Years ago when I was a corporate speechwriter my path crossed with a public relations consultant named Fraser Seitel, usually when we spoke at the same conferences sponsored by Speechwriter’s Newsletter. What goes around comes around and in this case it came around on the same side of the EpiPen scandal. His critique was different from mine (in part because he owns Mylan stock) but, hey, there’s plenty of room under the Mylan-detractor tent.
In a blog post for Forbes, Fraser called for Mylan CEO Heather Bresch to resign, following the example of disgraced John Stumpf of Wells Fargo. He said that Ms. Bresch looked like a “scared rabbit” when she showed up in Congress after being delivered by private jet to the nation’s capital.
Looking at the performance through the eyes of a PR pro, he had a very specific bill of particulars:
• “She tied herself up in knots attempting to justify the company’s profits on the EpiPen
• She failed to produce the revenue information Congress had requested.
• She insisted the company had saved U.S. taxpayers billions in medical expenses, but couldn’t explain how.
• Her only defense of her $18 million compensation was that it was “in the middle” of her industry peer group.
• And she kept referring to unwieldy and incomprehensible charts she had brought with her to the hearing.”

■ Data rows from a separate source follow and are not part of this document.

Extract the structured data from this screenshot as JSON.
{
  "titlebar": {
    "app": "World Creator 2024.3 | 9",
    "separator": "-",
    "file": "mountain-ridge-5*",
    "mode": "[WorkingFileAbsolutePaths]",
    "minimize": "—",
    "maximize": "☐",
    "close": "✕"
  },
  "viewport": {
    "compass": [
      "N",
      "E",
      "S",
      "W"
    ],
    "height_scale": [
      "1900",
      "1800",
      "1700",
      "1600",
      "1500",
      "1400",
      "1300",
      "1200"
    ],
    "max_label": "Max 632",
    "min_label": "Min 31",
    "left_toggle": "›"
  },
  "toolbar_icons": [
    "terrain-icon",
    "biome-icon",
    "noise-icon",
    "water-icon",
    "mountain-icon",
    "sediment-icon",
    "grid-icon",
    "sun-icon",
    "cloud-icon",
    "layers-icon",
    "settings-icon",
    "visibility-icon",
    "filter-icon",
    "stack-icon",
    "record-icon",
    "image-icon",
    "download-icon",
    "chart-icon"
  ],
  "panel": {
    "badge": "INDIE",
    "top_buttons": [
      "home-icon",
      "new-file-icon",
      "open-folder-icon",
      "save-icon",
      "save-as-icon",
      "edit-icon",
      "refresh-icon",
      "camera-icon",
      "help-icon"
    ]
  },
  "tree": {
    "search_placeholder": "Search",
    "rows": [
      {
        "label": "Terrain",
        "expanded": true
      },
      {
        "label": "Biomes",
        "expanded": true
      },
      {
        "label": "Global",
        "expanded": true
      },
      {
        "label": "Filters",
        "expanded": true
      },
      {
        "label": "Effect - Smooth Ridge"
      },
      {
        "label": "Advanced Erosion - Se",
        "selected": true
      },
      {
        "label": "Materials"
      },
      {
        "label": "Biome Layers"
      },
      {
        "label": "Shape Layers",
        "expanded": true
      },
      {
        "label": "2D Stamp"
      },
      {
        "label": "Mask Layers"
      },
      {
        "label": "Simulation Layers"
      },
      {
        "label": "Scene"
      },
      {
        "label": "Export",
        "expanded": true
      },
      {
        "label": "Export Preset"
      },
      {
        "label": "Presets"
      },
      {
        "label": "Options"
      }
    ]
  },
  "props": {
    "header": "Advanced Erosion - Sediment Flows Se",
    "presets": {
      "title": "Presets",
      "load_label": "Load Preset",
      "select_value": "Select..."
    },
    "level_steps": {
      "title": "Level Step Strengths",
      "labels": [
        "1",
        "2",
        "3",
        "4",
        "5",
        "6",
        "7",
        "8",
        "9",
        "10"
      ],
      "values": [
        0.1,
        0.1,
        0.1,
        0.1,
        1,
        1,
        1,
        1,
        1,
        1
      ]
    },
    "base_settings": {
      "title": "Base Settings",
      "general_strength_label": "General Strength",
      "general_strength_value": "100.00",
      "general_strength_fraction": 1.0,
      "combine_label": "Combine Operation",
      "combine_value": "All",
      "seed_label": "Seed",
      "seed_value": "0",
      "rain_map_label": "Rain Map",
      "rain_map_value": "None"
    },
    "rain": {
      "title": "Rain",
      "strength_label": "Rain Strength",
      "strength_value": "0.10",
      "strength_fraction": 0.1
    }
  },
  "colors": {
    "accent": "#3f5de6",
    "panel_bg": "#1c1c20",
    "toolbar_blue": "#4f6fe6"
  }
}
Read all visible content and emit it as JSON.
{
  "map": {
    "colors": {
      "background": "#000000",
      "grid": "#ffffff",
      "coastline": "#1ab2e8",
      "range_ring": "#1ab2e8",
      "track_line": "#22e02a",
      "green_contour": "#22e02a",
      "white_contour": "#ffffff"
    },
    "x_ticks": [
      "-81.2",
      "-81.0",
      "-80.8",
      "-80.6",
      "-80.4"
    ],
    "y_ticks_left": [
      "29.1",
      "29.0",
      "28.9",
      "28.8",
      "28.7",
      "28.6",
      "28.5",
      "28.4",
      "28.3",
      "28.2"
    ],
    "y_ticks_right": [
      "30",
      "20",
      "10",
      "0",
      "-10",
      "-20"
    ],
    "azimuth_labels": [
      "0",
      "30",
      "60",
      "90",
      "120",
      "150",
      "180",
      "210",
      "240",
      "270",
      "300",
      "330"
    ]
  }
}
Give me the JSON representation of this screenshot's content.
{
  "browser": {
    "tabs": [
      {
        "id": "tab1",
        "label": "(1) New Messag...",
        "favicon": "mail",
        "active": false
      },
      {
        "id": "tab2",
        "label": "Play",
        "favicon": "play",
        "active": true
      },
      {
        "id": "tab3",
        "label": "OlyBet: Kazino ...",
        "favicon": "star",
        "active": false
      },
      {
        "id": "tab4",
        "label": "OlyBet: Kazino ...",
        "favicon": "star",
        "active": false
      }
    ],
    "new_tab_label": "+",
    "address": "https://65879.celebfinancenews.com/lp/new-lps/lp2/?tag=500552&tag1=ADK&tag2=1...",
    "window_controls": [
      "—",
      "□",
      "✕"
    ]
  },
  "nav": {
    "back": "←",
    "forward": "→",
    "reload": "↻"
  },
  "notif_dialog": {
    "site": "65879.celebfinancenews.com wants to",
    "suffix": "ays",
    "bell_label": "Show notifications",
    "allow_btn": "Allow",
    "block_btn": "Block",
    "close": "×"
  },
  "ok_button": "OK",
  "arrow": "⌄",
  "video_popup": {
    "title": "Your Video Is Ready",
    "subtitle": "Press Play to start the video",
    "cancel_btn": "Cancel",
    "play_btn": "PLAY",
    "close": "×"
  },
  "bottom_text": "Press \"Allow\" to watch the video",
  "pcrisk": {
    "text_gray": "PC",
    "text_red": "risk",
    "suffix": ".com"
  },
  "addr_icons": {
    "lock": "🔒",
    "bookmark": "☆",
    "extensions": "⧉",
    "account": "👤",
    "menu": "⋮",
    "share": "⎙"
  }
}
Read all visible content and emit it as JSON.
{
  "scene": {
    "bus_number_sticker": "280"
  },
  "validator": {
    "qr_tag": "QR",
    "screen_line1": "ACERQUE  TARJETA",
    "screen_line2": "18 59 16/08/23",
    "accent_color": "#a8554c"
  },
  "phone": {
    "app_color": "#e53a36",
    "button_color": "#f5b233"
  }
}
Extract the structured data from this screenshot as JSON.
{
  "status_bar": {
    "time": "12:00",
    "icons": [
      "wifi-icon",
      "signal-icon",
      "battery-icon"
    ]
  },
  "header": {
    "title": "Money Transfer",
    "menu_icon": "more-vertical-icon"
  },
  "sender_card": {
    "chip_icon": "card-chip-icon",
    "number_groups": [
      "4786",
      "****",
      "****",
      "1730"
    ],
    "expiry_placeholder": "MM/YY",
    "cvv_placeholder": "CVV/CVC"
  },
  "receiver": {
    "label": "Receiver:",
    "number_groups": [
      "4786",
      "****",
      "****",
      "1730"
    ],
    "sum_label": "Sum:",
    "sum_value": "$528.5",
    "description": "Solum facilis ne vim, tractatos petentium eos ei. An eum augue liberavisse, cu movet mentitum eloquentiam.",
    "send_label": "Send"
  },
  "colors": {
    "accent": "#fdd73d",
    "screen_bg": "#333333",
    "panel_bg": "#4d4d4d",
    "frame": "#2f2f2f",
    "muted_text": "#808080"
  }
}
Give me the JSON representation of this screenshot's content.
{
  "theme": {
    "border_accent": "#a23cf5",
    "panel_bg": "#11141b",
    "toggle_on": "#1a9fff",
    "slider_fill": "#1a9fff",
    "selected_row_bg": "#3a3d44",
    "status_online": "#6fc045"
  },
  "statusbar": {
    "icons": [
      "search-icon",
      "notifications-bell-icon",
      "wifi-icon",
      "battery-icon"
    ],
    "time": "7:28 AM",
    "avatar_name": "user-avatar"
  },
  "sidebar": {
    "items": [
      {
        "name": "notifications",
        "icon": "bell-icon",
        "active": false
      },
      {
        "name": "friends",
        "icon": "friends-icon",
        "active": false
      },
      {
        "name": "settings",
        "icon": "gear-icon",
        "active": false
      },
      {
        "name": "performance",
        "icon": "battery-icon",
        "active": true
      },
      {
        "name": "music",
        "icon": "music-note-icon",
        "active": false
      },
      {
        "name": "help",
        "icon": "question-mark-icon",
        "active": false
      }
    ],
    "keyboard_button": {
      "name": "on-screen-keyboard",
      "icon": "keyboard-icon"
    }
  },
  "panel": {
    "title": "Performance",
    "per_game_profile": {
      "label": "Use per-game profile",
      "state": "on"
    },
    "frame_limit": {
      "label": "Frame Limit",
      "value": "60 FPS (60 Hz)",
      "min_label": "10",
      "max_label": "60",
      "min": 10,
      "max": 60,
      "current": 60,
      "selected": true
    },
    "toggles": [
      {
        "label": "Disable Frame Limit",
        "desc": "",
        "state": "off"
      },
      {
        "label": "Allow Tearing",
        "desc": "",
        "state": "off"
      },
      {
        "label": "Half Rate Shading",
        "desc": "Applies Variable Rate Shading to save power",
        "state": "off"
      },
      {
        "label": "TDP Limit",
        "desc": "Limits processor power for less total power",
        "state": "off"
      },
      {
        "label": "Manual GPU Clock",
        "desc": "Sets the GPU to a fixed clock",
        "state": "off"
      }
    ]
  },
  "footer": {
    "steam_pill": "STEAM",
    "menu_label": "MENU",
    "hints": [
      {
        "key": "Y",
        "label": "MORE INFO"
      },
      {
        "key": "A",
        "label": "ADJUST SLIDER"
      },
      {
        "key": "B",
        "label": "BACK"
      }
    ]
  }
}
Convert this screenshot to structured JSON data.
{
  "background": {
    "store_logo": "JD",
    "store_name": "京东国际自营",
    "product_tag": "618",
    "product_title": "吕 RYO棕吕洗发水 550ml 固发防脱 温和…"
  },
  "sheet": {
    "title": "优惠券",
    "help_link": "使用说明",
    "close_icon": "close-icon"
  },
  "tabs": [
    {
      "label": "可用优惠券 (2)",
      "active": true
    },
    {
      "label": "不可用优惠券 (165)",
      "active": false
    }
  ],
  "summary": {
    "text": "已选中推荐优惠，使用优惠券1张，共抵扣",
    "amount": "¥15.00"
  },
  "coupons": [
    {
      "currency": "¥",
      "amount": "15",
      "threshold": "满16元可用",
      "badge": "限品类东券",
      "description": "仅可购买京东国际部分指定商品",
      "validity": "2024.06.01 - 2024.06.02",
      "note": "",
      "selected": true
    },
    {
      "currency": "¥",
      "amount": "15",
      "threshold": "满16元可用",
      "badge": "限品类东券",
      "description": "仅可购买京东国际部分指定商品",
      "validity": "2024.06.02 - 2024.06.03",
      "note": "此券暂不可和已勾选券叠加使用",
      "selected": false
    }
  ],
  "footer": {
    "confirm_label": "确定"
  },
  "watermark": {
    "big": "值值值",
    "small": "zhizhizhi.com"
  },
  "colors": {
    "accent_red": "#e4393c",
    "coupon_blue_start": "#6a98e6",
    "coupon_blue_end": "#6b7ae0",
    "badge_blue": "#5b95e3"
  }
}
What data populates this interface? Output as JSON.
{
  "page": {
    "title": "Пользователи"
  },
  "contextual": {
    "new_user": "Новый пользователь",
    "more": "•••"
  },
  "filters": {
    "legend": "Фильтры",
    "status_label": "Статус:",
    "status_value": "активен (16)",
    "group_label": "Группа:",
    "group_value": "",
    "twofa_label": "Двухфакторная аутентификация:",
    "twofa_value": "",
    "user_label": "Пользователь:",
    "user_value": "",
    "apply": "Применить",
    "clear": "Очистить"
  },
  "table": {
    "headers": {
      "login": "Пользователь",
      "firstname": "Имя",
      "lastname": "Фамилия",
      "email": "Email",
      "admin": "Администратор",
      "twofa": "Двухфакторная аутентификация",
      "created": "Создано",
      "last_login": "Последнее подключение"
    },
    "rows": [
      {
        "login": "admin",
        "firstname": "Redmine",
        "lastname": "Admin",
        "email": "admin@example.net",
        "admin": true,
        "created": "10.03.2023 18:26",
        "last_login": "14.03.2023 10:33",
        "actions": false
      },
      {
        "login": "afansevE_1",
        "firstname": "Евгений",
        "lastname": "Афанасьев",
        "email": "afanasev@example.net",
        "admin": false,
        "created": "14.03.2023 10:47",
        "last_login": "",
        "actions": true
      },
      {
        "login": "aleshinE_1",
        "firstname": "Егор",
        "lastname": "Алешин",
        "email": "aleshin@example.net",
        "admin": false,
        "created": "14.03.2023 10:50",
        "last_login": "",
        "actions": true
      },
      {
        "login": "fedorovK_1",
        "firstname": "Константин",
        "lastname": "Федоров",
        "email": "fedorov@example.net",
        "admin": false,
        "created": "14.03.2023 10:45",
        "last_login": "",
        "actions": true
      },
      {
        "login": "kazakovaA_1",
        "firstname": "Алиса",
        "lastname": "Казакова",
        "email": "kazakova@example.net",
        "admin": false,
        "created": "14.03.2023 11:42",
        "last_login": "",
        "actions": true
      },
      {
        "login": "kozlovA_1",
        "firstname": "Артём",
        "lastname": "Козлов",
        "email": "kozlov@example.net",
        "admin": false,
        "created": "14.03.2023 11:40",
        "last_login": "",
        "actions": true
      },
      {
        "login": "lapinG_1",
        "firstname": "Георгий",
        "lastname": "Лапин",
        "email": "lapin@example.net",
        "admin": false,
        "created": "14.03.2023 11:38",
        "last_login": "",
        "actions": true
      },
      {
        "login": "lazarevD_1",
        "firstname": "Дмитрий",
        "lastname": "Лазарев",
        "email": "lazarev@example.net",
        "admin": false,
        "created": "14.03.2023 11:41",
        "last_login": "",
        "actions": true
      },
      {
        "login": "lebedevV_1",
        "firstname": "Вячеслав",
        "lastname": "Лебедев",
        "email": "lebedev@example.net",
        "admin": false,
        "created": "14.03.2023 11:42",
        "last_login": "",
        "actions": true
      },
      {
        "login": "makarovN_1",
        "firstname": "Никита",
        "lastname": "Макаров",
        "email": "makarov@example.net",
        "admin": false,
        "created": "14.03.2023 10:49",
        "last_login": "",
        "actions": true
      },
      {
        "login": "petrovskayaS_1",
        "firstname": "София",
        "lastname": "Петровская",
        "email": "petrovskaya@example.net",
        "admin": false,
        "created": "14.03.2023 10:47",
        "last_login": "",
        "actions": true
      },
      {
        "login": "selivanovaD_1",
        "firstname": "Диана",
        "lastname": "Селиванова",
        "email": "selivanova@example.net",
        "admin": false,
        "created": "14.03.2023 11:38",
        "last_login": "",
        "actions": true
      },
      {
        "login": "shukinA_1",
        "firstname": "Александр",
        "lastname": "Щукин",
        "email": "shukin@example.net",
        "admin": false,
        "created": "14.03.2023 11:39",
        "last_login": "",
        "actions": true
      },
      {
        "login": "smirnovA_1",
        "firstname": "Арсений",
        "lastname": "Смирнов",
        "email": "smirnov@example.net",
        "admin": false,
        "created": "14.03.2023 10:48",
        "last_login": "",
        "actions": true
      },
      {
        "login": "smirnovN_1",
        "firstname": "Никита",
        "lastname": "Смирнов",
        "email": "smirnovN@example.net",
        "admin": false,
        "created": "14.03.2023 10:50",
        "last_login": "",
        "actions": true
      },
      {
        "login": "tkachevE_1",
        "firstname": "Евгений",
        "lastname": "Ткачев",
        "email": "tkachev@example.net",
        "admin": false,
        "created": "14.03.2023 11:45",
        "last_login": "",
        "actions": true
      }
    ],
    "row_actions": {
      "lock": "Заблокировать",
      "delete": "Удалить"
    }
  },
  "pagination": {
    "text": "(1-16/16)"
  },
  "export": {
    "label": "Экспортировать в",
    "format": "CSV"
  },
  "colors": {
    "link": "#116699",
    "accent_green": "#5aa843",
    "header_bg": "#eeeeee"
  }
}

Then three days later, it was revealed that she had understated profits by 60% due to misapplication of US tax rates. (Maybe the accounting department was confused by the move to Netherlands. Understandable. After all, when you flee the country, you’re likely to forget something.) They also settled a government claim for $465 million because of Medicaid overcharges. Thus, the Seitel verdict—time for Ms. Bresch to throw herself on her auto-injector.